INSTRUCTIONS TO FOLLOW: Retrieve every line from the records in which the word "JSON" occurs.

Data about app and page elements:
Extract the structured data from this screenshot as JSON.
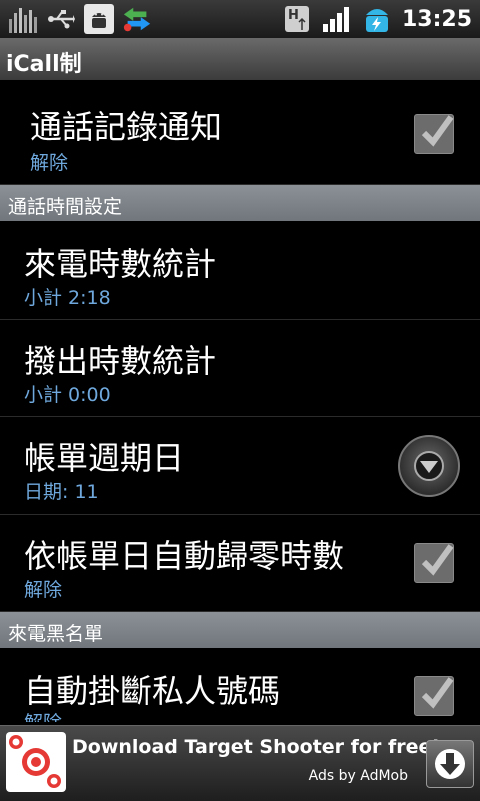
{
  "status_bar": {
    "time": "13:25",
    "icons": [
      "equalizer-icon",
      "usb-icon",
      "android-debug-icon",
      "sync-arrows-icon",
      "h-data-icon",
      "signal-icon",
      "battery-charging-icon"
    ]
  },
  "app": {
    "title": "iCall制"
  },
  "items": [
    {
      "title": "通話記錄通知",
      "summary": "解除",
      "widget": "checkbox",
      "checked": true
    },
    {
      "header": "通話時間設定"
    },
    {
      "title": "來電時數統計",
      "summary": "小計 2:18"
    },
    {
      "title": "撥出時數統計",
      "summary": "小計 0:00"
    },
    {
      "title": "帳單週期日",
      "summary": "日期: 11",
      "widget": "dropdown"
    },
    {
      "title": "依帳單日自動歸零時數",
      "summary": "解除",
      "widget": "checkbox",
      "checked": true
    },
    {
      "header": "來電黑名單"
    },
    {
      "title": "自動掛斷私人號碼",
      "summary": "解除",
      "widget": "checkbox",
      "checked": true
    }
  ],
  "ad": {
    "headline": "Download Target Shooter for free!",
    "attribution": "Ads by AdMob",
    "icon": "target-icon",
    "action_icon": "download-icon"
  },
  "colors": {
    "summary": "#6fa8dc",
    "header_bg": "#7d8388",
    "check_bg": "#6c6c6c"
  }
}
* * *
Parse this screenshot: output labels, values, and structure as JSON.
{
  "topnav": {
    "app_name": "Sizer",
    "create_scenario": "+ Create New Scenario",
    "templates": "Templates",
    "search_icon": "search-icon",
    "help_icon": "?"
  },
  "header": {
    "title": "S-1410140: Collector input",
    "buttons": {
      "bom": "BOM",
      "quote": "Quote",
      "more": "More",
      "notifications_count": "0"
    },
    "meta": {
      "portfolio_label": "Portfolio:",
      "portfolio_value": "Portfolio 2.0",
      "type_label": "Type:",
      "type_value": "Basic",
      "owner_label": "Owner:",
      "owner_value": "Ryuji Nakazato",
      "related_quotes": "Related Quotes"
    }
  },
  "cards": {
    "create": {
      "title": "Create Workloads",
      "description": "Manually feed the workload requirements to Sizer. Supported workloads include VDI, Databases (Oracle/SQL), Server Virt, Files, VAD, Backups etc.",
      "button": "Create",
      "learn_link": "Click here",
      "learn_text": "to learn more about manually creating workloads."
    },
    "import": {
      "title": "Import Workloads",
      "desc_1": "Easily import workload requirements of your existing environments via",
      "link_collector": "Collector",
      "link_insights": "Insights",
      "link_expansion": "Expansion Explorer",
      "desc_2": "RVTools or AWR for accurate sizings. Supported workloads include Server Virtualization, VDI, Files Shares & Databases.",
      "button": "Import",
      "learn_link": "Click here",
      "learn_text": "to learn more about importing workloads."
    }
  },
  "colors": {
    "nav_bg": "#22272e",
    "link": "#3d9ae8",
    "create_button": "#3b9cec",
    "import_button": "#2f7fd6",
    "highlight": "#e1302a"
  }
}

ANSWER SPACE:
Extract the structured data from this screenshot as JSON.
Parse this screenshot: output labels, values, and structure as JSON.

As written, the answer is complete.